## EXERCISE
In the listing below, how many lines contain the string "shortcut"? Answer with the number only.

....................

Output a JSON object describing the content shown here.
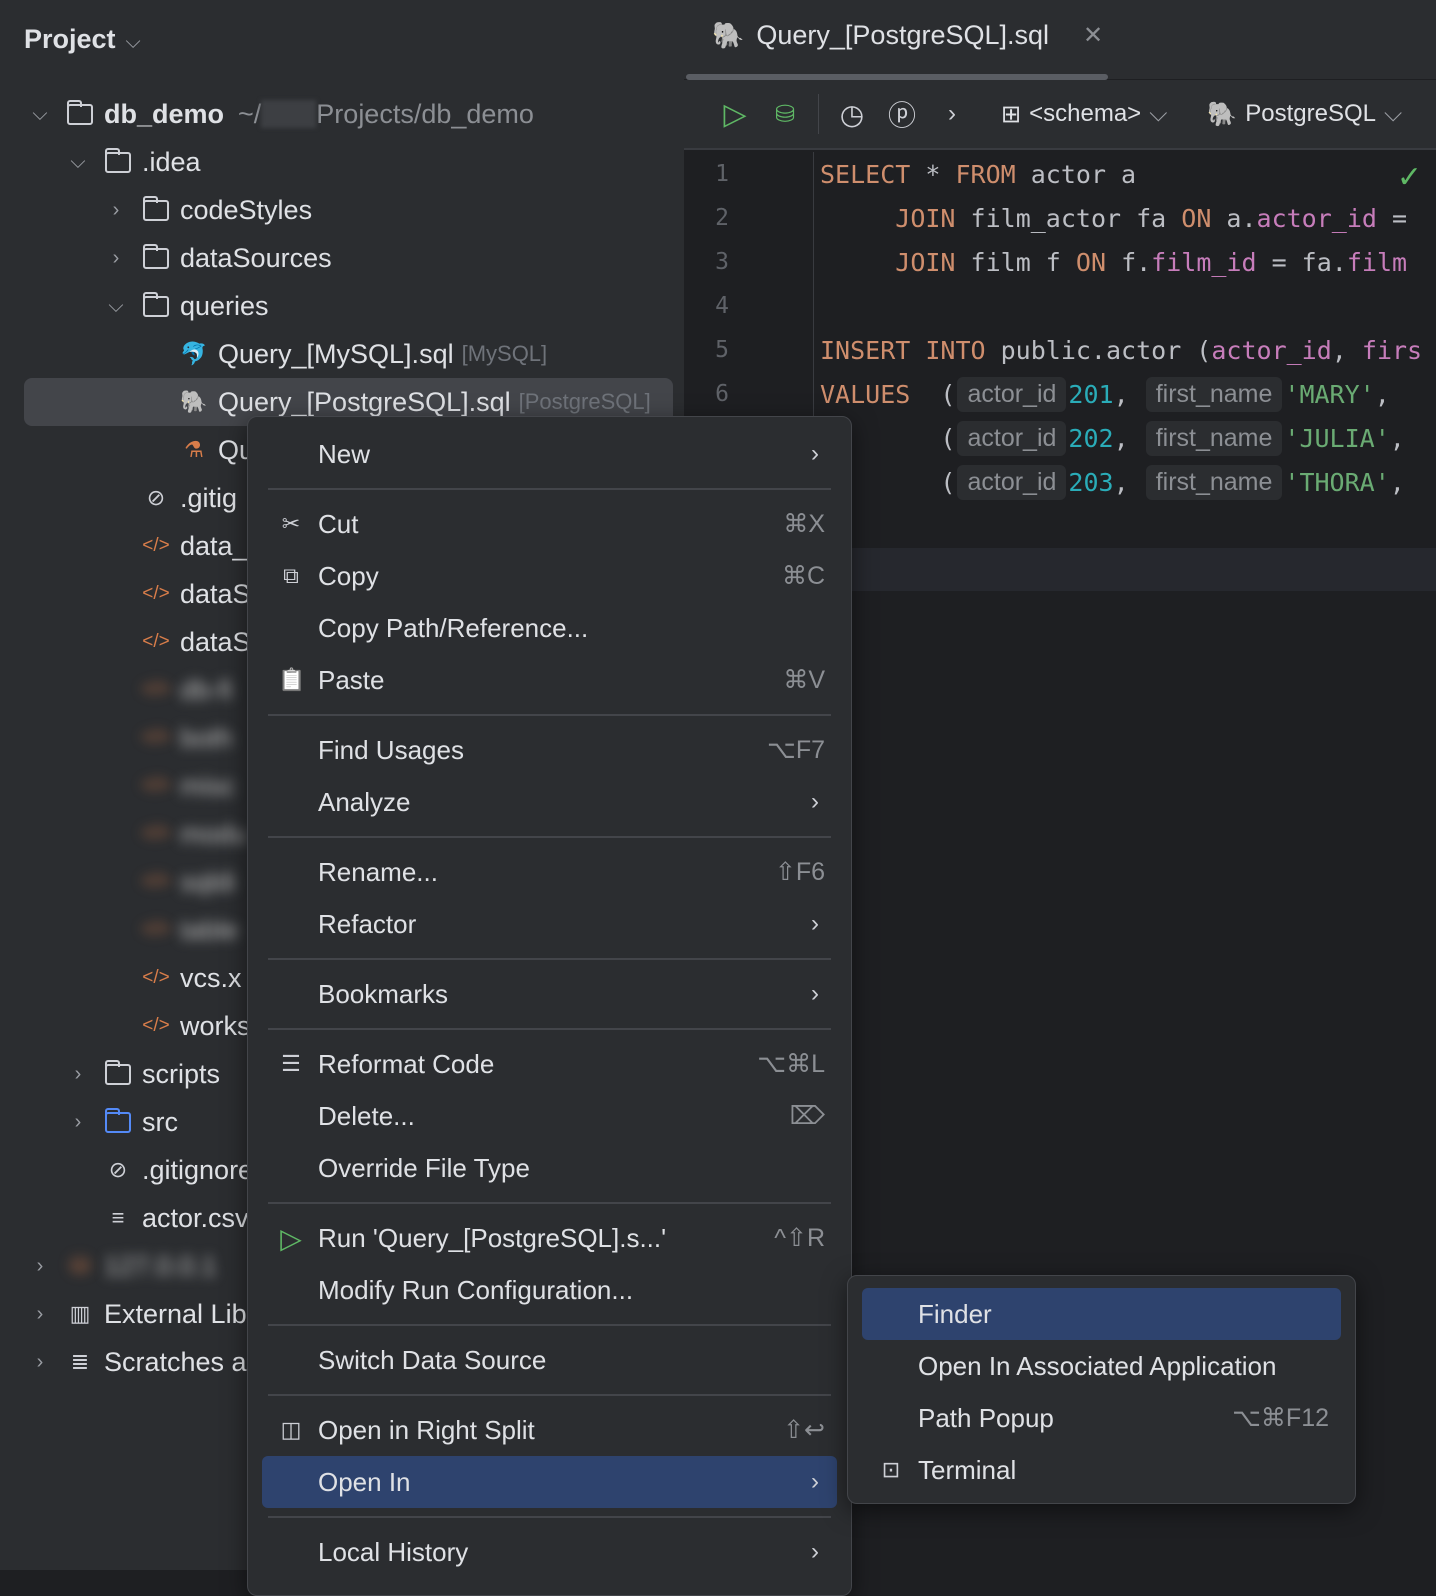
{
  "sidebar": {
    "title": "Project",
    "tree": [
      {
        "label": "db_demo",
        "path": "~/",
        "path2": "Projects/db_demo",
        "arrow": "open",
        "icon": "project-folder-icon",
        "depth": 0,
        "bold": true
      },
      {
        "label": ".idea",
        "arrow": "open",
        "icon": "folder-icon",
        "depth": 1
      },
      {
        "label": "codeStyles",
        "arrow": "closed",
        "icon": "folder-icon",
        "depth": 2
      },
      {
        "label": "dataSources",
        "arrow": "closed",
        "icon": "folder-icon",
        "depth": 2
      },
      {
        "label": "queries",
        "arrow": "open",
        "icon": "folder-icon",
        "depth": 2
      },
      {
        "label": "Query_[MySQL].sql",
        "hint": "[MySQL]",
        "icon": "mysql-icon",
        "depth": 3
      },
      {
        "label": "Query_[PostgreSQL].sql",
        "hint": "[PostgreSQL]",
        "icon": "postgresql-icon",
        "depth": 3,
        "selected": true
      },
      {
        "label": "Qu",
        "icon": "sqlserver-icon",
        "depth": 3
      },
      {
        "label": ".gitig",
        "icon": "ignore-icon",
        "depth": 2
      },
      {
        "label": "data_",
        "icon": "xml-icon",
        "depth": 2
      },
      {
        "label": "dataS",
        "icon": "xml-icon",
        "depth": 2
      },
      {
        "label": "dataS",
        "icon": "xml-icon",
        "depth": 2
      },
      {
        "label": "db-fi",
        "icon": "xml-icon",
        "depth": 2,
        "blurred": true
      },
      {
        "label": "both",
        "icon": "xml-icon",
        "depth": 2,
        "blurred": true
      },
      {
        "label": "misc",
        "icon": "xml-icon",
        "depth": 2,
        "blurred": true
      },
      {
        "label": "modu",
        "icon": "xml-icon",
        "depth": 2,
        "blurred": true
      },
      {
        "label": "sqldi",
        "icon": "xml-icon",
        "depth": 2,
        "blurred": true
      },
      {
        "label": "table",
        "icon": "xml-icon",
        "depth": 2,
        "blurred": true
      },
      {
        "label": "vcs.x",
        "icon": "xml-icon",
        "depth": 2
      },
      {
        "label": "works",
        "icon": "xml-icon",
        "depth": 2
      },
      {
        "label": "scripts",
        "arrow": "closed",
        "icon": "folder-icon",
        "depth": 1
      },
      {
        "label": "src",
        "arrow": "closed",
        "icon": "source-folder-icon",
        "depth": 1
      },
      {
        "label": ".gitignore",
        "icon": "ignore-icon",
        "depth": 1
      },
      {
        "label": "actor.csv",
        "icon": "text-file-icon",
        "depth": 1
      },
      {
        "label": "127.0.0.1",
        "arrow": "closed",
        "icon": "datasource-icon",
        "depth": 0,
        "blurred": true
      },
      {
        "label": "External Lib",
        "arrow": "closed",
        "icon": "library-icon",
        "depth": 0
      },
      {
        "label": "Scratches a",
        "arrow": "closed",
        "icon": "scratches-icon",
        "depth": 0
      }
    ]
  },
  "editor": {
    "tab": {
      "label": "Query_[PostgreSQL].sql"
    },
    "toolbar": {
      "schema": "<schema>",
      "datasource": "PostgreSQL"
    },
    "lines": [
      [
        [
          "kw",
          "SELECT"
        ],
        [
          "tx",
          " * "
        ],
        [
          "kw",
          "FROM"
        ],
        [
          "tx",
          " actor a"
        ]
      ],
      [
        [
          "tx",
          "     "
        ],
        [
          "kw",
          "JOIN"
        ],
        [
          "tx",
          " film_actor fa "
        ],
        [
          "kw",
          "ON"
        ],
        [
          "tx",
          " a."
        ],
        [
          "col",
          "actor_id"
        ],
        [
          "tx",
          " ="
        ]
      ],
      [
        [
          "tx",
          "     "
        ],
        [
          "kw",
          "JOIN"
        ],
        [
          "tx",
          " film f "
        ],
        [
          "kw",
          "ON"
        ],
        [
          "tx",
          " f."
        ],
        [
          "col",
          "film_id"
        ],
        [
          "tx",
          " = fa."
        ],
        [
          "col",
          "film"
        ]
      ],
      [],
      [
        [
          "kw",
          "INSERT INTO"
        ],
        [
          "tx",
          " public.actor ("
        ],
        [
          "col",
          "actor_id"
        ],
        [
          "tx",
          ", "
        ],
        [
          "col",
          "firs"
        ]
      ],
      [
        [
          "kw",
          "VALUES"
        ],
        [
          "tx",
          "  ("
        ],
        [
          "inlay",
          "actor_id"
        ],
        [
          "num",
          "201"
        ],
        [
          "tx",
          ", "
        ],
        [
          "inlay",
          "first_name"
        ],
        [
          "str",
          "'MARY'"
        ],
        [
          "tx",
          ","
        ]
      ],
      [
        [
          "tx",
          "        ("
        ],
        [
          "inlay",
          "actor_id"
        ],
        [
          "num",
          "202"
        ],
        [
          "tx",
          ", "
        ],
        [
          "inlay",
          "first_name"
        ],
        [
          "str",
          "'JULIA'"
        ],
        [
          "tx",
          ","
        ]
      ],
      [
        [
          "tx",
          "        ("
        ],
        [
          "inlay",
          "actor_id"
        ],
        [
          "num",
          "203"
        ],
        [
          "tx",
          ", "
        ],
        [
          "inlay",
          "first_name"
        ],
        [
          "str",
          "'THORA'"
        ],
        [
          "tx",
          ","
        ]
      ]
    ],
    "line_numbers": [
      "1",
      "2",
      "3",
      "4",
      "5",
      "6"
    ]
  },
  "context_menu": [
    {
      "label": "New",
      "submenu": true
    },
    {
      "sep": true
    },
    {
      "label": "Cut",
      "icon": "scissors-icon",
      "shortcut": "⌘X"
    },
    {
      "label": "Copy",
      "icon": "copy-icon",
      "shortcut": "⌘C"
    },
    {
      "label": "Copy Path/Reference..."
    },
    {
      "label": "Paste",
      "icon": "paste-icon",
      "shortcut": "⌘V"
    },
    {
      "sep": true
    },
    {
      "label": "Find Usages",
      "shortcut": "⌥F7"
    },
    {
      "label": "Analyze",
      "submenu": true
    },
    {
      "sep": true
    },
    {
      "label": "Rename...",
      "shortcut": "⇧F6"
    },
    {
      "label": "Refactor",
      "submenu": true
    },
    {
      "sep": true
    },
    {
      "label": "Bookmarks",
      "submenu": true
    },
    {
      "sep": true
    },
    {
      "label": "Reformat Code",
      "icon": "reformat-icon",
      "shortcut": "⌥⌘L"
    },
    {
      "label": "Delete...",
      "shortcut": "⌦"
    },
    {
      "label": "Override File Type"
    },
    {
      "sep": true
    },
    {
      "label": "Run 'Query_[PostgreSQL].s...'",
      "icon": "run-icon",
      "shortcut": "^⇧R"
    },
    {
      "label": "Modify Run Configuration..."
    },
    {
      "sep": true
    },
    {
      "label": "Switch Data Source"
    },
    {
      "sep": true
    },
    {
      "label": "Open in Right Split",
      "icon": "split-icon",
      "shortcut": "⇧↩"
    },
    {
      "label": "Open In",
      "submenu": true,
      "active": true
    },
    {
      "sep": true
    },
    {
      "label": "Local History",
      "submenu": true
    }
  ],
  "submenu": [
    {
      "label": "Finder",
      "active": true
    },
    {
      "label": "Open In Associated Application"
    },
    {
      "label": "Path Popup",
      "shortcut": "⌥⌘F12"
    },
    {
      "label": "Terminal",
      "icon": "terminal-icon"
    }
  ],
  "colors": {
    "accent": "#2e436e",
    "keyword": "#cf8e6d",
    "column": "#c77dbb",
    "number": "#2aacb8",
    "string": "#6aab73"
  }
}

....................

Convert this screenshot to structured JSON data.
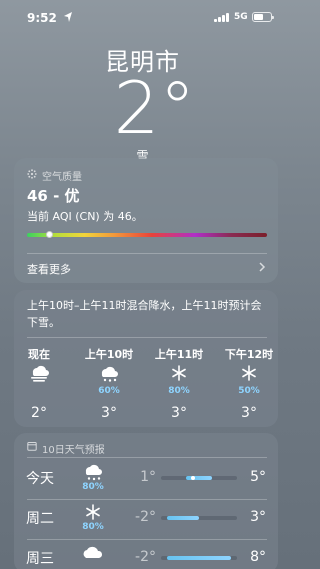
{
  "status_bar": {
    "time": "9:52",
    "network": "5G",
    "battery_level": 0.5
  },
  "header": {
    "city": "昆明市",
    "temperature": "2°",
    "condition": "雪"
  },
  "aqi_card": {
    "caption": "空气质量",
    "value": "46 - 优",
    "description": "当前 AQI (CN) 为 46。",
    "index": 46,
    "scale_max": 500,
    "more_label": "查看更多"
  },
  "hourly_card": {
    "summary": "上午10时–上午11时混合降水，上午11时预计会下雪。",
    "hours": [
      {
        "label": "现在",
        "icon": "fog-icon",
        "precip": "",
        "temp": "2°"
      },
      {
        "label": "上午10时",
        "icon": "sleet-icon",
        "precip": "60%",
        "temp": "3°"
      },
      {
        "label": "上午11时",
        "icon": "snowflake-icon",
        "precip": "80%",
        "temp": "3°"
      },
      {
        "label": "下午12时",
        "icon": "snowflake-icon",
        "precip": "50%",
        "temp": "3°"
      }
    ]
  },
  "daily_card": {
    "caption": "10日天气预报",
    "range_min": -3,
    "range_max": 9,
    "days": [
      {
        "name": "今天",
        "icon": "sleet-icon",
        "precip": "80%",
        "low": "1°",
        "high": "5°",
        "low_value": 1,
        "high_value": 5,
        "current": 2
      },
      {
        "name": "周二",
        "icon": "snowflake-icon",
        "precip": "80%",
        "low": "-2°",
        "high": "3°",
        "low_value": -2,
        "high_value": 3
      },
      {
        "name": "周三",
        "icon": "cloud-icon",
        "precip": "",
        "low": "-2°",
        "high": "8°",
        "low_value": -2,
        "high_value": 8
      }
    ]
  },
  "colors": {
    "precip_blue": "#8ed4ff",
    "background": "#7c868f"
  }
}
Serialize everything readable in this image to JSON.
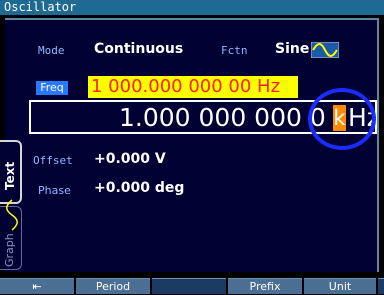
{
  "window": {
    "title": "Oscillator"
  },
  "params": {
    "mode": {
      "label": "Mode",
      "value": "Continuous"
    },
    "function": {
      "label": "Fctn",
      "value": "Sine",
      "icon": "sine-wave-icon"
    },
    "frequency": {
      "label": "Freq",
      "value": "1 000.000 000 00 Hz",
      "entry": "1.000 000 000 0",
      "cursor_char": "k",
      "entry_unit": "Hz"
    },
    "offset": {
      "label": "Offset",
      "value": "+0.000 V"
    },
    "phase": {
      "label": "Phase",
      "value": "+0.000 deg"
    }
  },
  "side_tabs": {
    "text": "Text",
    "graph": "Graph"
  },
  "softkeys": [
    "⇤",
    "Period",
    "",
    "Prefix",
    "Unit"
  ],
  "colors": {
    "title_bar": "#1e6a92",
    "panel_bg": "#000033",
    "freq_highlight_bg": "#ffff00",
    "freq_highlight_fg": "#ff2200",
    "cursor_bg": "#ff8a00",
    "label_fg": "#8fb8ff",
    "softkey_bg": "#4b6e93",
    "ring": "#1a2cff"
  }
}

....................

## ANSWER BOX
10